Classic Winner Reveals Swimming Jigs

Are you ready for some of the best Bass action of the year? As the water temperatures cool, the fall bass fishing has really got going. Many of the Delta regulars prefer the fall bite in the Delta to any other time of the year, including the pre spawn period of the early spring. I can't say I blame them as the fall feeding binges does account for some of the best action of the year and some of the biggest surprises. Each cast could bring a bass, striper or in some areas even a salmon depending on the area of the Delta you are fishing. This is especially true in the fall when the anglers are tossing a lot of Shad pattern baits.

Courtesy of BASS

I had a chance to again speak with Michael Iaconelli Bassmaster Classic Champion from New York. We had a chance to talk in length about a technique he used to help him qualify for the Classic. I had thought Iaconelli's swimming jig technique would be great here on the Delta especially in the fall when the shad becomes an easy target.

Iaconelli started working on this technique on a local lake in upstate New York and has been using it to fool fish in highly pressured water of the east and contributed to his leap to the biggest prize in bass fishing Bassmaster Classic Champion. Swimming jigs is really and under utilized technique. "I don't want to call it a secret, but I did keep it under my belt for a number of years. I like to fish with power, and swimming jigs is a great power pattern" said Iaconelli.

Iaconelli has developed a new Stone jig with Manns Bait Company there are similar jigs built by some of the local manufactures that really work well. "One thing I look for in a jig is features that make it plane better. The Stone jigs flat design makes it swim really nice and allows it to be skipped into those hard to get to places. We added ribs as a third dimension for a couple of reasons. The ribs add to the vibration the bait puts out, drawing more strikes. The Stone jigs are built stout with 5/0 and 4/0 hooks ready to handle the big bite.

Because this is a swimming technique Iaconelli likes forage patterned jigs paired with big action trailers, especially twin tail grubs. Iaconelli said, "There are eight colors available to choose from. I can target suspended fish outside weedlines on wood edges or off rock banks". "Depending on the area I often use black/blue combinations, but I try to match the forage. There are two basic colors that I feel are important to my swimming technique. Of course white combinations I find work the best when matching the shad. The other is a skirt I don't believe is available anywhere else, Mike's Special. This is a unique combination of blue, gray and light brown that fills that Bluegill pattern. I really swim these longer slender jigs, often working the like a jerk bait or slow rolling blades. This is really a sleeper pattern, that not many anglers are going too, but when the pressure is on, it works" added Iaconelli.

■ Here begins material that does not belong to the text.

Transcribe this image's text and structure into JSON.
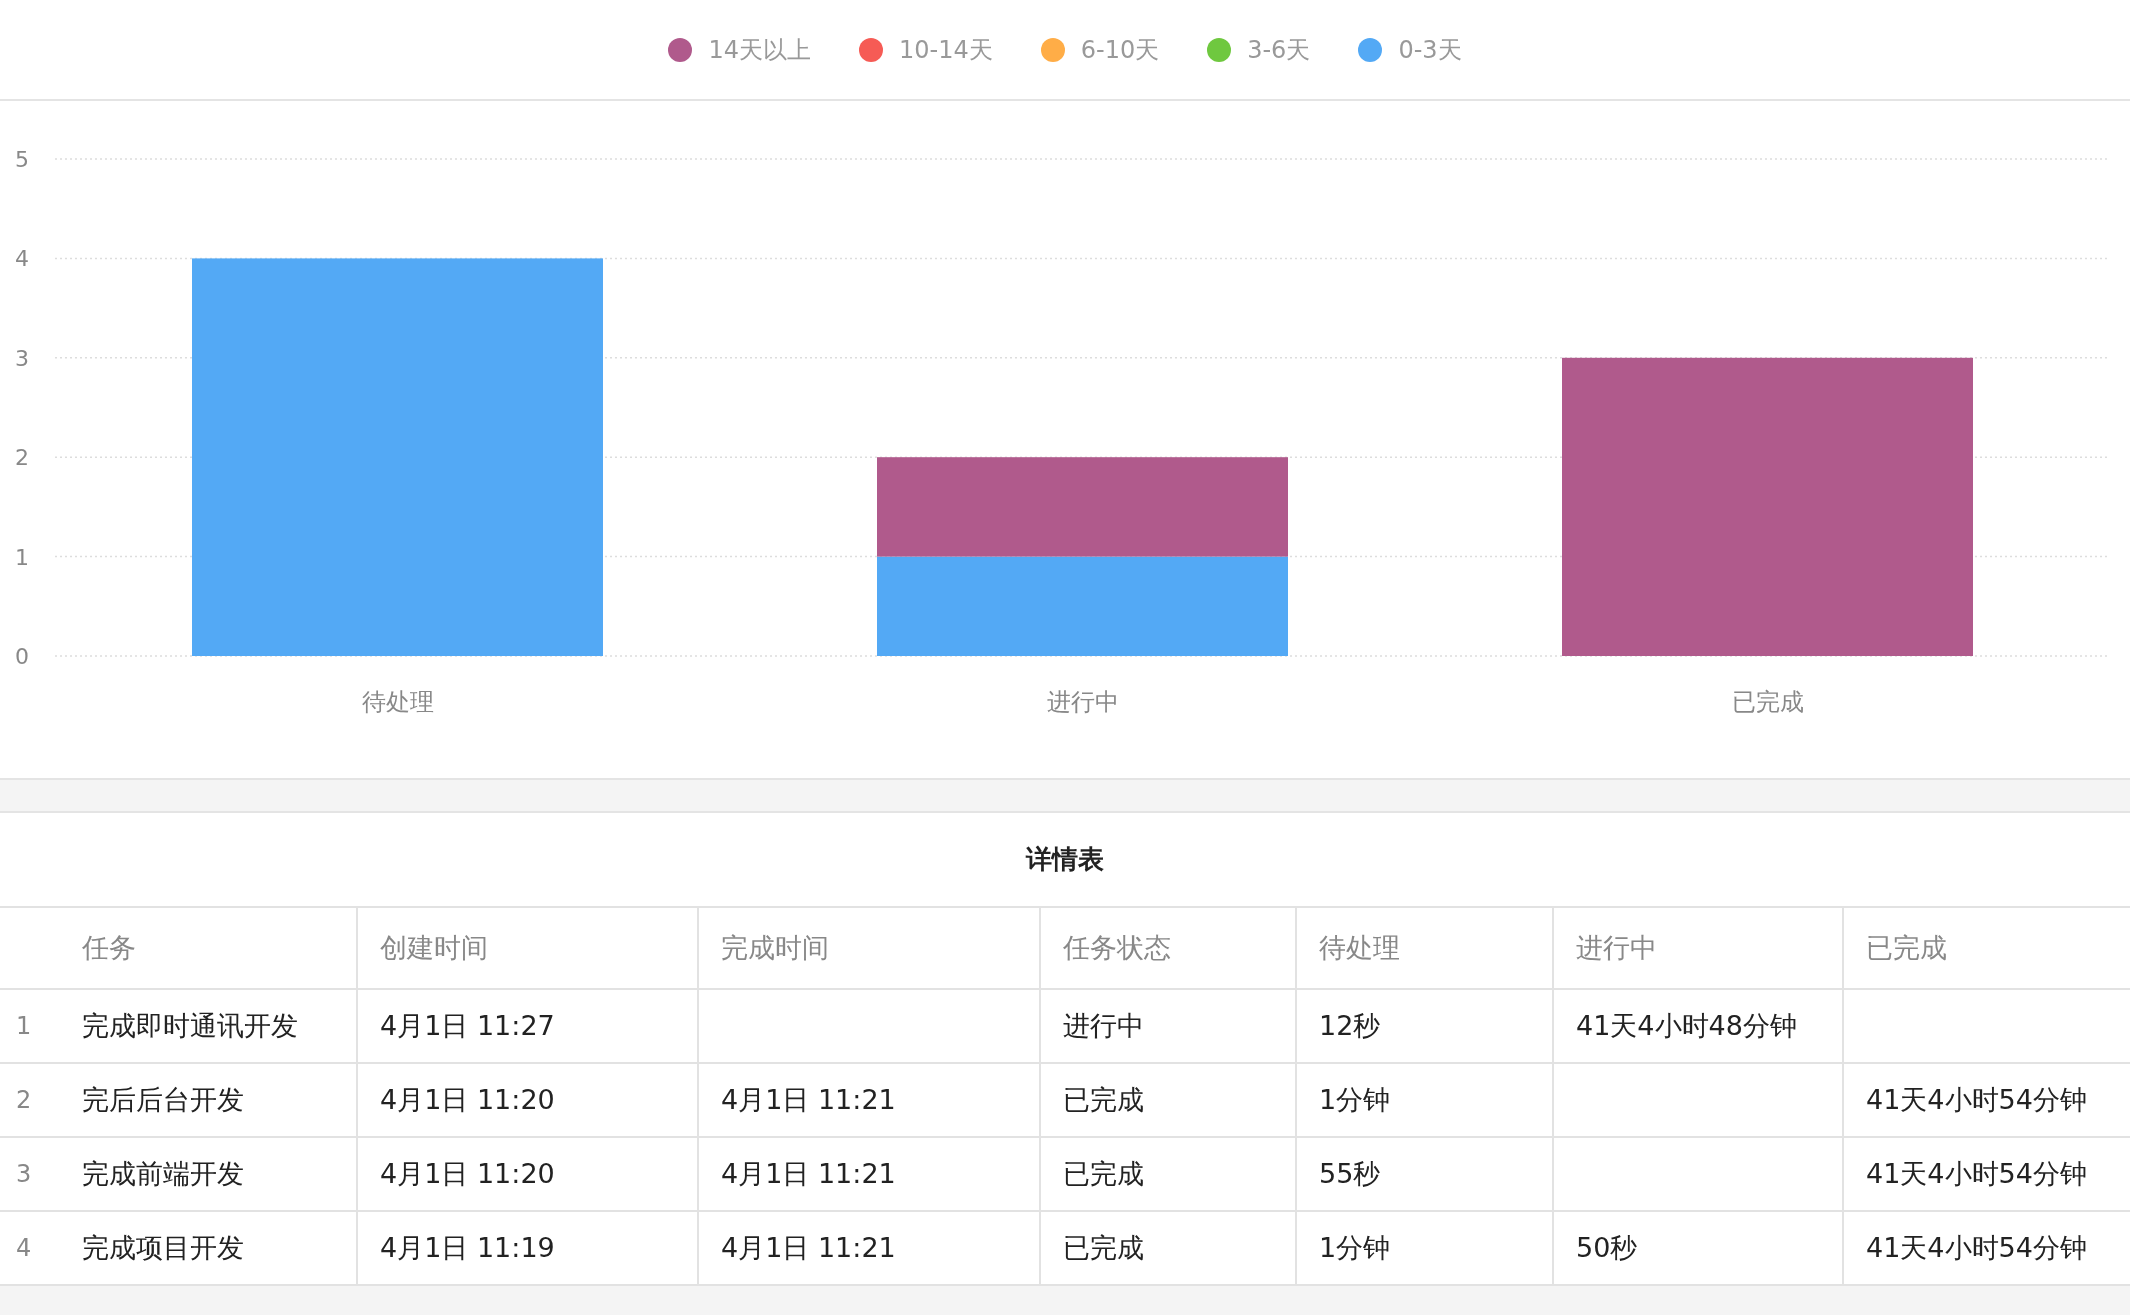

While talking with Iaconelli there are other reasons that the swimming of jigs is worth a try. By working the jigs horizontally through the water column the bass a seeing a subtle baits in presentation the covers water much like slow rolling the spinner bait. Also unlike other jigs the angler is always in contact with the lure as he swims the bait. There is rarely any doubt when fishing this technique as it will produce wrist twisting strikes.

"Most people think that swimming a jig is a deep water pattern in timber or off deep docks. In river waters the technique gets even better allowing anglers to cover a lot of water quickly. It is also a high percentage way to catch fish." added Iaconelli.

As far as rods, a 7-0 medium heavy to heavy action is Iaconelli's choice. I am fishing them on 7-foot medium heavy action Mark Tyler Specials from Kistler Rods with great success

Iaconelli's technique works here on the Delta too. Jigs that swim along this type of cover not only can account for some nice bass, but stripers too. For many years I have written about tossing lures for stripers, many anglers are now taking that technique one step further and flipping and pitching for the stripers. There's nothing like a 20-pound striper on 15 feet of line or less! Enjoy!

-Dan Mathisen